▶ _WHAT TO WORK ON_
Check every line below for the string "tool". Copy the ones that have it.

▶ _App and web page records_
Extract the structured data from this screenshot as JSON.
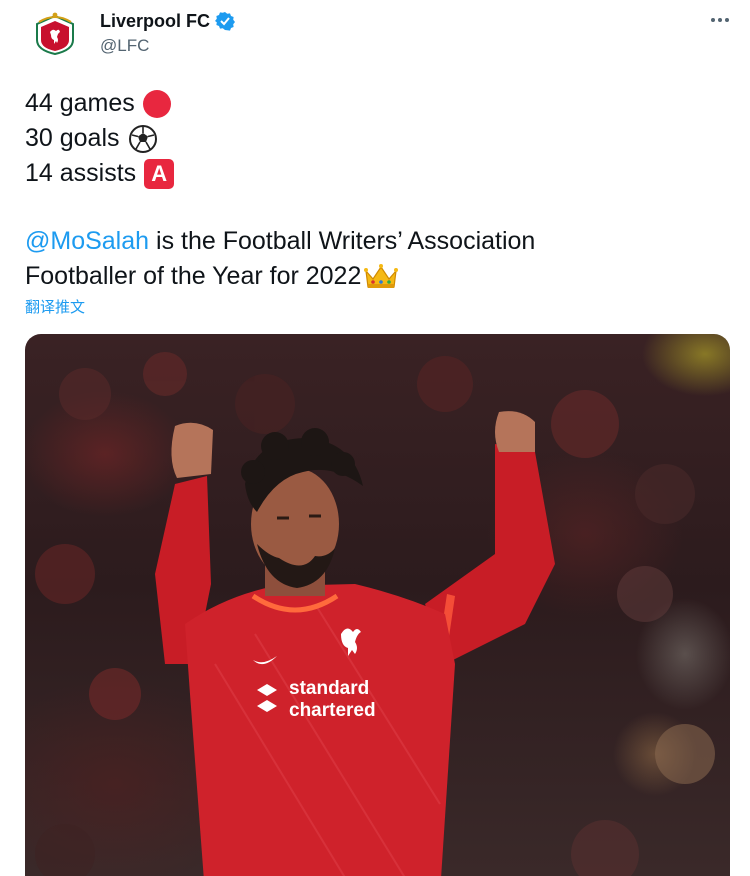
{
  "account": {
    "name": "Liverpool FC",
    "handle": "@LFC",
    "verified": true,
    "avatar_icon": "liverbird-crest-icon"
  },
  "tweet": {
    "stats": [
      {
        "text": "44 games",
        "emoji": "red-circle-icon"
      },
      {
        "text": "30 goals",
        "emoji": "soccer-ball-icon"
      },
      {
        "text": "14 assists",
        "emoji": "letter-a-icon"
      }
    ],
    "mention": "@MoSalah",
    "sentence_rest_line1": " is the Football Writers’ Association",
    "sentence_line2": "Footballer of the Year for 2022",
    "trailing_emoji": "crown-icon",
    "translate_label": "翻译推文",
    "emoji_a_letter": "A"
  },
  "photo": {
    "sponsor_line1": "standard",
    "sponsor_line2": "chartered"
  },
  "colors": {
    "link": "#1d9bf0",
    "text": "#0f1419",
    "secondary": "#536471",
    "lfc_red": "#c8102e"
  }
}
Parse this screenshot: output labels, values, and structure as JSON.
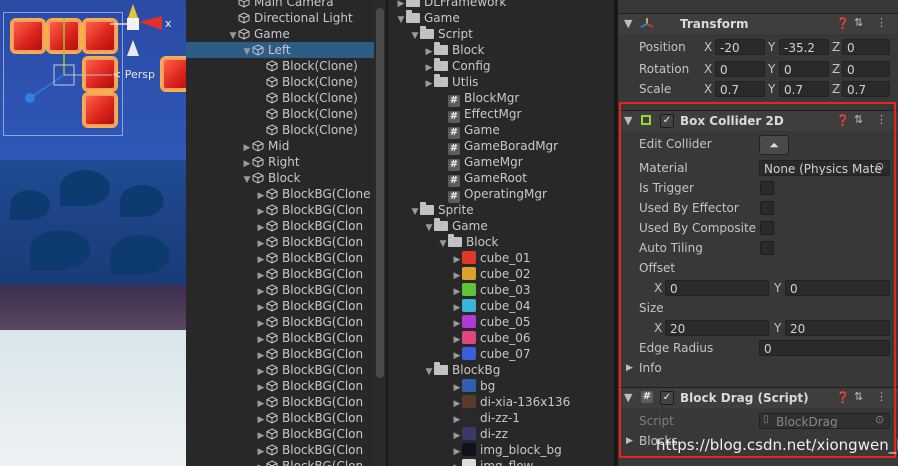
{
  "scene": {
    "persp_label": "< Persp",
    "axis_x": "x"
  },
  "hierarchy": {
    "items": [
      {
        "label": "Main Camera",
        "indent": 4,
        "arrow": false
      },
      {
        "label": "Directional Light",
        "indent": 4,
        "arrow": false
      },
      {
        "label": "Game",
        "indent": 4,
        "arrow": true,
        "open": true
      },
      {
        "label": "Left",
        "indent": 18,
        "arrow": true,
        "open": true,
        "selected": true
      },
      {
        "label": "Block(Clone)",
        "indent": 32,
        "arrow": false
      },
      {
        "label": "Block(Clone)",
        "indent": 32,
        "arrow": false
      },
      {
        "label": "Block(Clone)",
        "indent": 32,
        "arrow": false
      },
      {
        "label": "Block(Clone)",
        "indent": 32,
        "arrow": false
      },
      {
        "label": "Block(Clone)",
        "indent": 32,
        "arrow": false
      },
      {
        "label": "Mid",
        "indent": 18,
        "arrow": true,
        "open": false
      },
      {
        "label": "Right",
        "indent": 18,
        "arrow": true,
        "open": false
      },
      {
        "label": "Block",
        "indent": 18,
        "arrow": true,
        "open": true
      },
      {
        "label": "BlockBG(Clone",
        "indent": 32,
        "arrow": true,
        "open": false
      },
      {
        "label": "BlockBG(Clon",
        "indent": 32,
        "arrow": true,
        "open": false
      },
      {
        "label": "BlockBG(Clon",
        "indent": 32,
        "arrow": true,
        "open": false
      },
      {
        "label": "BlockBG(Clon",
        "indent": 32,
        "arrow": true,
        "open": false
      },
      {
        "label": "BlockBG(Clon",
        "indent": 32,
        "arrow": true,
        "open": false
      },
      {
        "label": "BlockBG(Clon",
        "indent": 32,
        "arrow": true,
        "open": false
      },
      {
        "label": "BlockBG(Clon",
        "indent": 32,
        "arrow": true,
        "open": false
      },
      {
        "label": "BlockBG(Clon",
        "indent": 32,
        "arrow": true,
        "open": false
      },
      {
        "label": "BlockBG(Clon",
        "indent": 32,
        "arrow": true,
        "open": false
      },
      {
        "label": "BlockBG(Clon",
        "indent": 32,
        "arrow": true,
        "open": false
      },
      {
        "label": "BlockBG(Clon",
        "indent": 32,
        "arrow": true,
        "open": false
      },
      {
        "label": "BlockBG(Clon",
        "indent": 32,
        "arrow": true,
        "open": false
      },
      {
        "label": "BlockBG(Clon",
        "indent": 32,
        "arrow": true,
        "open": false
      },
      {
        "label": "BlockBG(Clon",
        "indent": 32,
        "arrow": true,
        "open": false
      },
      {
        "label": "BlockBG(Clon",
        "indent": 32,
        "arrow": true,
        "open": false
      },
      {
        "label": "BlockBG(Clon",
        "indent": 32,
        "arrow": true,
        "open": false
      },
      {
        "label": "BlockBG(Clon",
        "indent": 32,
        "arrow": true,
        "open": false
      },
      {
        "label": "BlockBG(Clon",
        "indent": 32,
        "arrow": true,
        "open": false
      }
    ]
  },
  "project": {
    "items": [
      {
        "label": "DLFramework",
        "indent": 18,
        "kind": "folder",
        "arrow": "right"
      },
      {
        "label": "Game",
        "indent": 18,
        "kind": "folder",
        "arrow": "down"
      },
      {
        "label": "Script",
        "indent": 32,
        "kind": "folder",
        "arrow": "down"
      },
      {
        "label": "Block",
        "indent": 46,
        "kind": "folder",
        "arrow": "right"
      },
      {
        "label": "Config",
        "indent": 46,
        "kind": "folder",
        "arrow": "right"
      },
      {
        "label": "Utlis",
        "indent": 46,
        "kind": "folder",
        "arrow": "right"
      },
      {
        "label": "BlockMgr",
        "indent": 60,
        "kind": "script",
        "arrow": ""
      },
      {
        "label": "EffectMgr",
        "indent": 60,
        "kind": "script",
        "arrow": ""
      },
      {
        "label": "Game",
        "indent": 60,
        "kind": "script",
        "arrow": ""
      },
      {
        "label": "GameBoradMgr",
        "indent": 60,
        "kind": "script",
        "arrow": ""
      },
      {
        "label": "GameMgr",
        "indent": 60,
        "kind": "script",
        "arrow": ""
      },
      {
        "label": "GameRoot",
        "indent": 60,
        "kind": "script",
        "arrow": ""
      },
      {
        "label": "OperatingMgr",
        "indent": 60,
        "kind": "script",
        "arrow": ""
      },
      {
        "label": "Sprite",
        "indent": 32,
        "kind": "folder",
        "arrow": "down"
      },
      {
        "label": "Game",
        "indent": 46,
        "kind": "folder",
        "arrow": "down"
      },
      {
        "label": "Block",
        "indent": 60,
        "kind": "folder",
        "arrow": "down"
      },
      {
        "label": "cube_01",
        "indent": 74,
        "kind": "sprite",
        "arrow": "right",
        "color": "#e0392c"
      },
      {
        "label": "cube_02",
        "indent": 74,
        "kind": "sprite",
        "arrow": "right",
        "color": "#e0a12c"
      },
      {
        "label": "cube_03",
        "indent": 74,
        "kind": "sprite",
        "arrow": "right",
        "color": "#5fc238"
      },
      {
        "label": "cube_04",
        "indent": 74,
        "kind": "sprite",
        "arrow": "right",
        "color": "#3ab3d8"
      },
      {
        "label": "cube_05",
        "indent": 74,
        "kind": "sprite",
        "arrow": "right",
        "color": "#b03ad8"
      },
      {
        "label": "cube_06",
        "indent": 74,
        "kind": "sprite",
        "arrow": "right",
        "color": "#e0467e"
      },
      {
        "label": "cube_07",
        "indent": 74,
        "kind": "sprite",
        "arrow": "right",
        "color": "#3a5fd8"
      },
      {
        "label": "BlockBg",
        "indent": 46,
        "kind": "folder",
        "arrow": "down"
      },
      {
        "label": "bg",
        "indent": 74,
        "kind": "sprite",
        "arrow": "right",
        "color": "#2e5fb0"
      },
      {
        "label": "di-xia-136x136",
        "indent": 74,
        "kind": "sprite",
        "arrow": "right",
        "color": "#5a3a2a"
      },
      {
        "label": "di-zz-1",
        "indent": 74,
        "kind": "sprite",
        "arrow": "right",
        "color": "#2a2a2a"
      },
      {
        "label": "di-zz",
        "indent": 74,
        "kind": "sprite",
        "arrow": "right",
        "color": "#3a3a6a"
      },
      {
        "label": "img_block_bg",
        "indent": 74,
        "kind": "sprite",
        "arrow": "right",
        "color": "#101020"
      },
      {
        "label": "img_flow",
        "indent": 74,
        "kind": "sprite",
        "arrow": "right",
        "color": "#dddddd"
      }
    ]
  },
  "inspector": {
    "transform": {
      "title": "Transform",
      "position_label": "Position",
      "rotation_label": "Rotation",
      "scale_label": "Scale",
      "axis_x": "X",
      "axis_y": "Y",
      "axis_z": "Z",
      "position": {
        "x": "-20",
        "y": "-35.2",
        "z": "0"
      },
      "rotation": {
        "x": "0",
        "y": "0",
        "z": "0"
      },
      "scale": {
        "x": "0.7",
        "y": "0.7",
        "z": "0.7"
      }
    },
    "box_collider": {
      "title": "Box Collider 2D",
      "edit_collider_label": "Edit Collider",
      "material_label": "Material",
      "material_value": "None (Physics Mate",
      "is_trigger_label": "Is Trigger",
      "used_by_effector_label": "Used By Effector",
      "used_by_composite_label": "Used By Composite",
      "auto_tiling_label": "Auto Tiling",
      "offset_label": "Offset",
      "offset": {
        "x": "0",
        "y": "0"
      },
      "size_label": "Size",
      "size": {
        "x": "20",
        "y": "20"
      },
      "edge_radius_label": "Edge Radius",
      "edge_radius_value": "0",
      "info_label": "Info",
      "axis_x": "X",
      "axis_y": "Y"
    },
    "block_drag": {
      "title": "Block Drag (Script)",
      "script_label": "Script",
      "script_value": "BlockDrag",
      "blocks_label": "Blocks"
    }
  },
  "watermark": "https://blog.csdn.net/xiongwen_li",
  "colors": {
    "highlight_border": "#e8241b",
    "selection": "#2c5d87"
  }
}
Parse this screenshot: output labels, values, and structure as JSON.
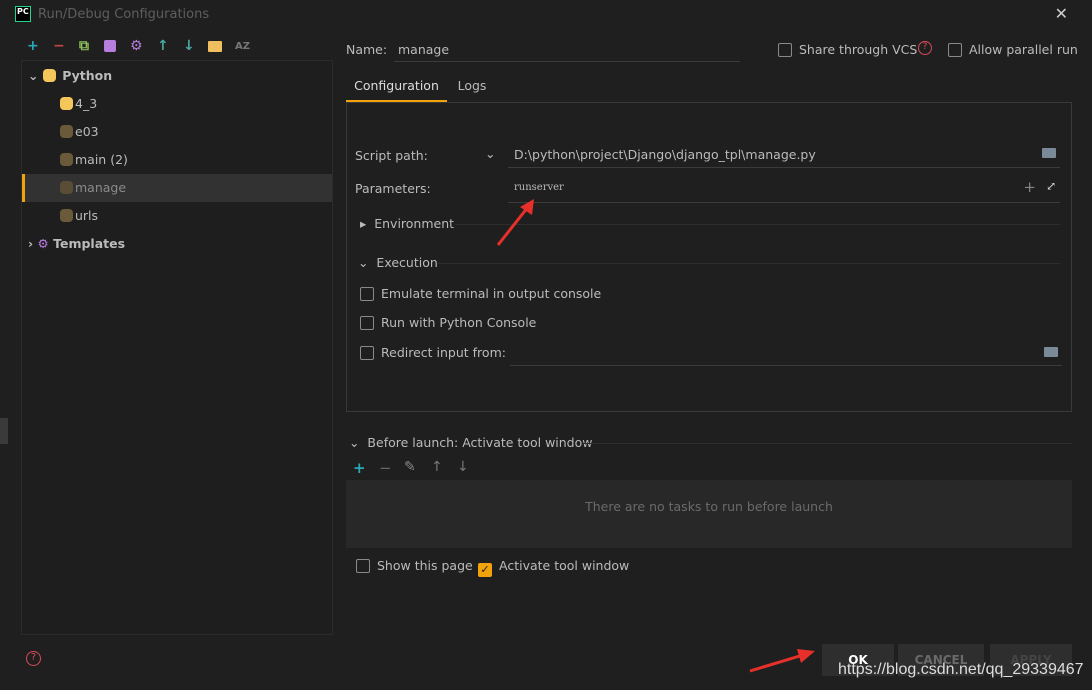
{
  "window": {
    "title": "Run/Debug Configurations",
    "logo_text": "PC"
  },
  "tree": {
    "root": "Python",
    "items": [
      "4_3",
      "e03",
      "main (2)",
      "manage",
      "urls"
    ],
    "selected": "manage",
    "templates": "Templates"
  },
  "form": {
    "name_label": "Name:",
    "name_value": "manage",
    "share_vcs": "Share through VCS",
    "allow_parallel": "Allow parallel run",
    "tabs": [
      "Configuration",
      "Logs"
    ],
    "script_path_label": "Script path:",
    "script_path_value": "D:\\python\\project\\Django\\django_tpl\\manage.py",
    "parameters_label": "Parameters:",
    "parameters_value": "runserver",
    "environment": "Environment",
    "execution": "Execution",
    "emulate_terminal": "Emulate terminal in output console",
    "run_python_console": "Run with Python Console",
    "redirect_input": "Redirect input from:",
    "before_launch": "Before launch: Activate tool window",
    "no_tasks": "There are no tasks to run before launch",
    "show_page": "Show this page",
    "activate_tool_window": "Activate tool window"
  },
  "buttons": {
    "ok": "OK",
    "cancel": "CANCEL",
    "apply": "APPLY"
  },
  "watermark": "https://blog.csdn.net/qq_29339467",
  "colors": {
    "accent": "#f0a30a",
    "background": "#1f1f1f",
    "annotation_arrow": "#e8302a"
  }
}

▶ _TASK RESPONSE_
    "before_launch": "Before launch: Activate tool window",
    "activate_tool_window": "Activate tool window"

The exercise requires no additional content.